--- Prompt ---
Wherever the word "icon" appears in a line of the records, copy that line.

[Excerpts from an interface dataset]
──────
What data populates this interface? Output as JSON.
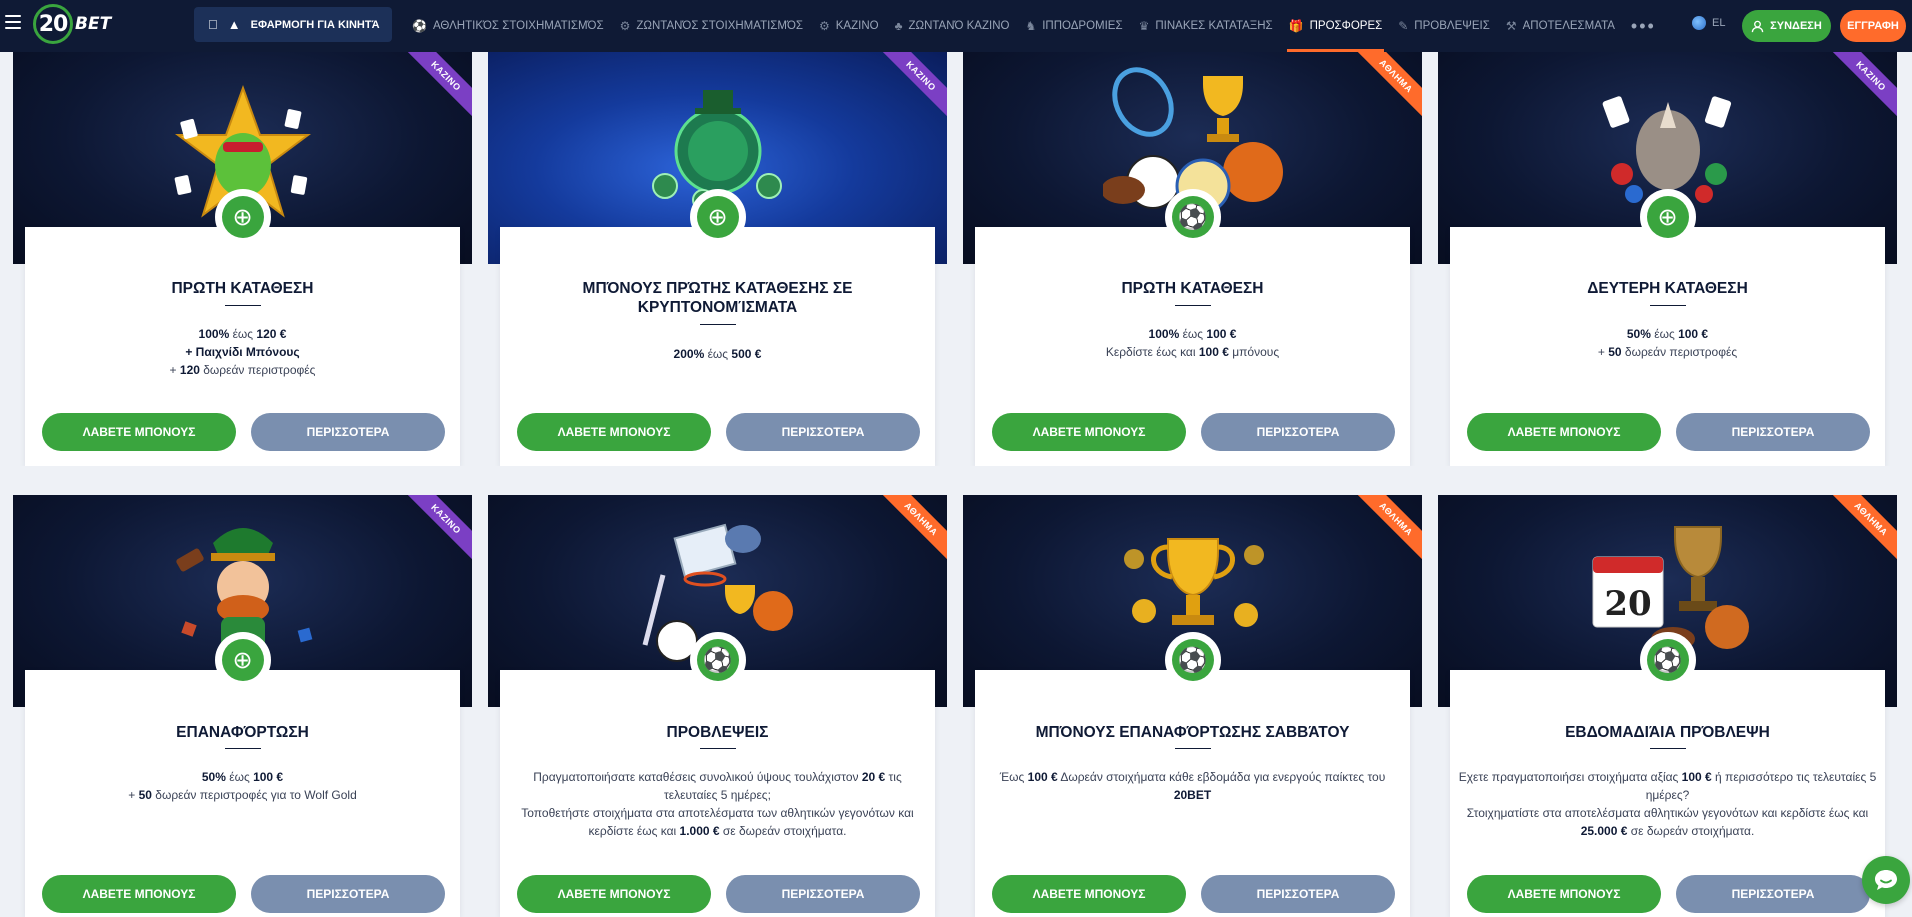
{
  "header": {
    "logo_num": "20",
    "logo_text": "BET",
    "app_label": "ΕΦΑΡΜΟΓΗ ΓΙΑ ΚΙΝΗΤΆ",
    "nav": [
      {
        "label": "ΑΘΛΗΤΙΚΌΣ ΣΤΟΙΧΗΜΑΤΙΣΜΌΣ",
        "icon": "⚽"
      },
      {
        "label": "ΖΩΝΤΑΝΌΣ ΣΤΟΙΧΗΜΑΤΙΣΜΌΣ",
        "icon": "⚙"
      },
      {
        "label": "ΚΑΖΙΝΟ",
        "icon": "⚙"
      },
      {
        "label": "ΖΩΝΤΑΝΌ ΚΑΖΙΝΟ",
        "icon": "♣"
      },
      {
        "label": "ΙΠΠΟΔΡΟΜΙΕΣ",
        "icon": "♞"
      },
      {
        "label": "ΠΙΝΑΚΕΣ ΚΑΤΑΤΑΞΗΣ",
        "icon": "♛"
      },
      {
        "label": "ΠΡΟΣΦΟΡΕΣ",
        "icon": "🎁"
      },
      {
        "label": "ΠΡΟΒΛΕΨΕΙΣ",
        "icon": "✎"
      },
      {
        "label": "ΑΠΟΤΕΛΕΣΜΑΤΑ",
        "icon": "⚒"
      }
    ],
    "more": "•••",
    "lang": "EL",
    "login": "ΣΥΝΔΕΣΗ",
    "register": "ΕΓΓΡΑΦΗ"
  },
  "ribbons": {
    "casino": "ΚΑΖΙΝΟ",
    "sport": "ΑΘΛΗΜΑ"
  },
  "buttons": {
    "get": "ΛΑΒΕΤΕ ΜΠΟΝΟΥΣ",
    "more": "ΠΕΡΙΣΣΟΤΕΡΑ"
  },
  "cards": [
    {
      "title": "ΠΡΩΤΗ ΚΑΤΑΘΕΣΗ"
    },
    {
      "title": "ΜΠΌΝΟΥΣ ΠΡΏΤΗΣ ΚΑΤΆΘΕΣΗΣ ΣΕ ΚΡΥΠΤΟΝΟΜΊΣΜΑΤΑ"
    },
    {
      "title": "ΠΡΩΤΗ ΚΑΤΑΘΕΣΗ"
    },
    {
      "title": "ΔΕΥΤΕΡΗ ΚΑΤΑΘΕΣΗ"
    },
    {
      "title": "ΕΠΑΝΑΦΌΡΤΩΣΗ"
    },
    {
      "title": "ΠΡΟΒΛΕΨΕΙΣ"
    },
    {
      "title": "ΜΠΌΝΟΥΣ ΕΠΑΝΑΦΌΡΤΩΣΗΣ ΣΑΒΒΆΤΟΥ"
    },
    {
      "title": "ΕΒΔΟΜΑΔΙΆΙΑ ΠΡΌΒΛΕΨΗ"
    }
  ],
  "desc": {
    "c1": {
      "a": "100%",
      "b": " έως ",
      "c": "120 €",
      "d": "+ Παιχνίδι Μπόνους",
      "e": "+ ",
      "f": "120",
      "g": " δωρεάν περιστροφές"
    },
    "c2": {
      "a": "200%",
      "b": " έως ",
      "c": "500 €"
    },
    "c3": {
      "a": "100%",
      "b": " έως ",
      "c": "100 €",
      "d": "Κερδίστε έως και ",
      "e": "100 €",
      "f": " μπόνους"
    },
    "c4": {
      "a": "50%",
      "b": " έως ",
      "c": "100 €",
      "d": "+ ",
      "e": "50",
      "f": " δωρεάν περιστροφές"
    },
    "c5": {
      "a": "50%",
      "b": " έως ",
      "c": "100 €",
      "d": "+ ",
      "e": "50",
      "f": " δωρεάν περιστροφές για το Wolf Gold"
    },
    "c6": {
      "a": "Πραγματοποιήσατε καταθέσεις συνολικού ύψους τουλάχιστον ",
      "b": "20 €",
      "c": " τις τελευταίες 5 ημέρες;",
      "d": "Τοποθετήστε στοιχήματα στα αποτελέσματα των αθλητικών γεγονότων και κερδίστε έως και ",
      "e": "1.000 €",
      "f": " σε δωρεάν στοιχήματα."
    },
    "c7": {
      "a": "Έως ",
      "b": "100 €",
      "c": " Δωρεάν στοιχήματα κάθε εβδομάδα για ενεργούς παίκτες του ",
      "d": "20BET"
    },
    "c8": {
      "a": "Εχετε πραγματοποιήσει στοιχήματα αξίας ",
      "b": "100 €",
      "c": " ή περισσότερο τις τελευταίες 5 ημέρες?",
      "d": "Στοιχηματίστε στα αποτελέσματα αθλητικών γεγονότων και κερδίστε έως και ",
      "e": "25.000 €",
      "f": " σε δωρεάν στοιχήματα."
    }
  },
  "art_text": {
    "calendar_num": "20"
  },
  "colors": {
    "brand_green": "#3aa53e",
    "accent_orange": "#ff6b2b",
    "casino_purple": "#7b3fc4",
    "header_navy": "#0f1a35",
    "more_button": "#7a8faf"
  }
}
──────
--- Solution to this problem ---
        "icon": "⚽"
        "icon": "⚙"
        "icon": "⚙"
        "icon": "♣"
        "icon": "♞"
        "icon": "♛"
        "icon": "🎁"
        "icon": "✎"
        "icon": "⚒"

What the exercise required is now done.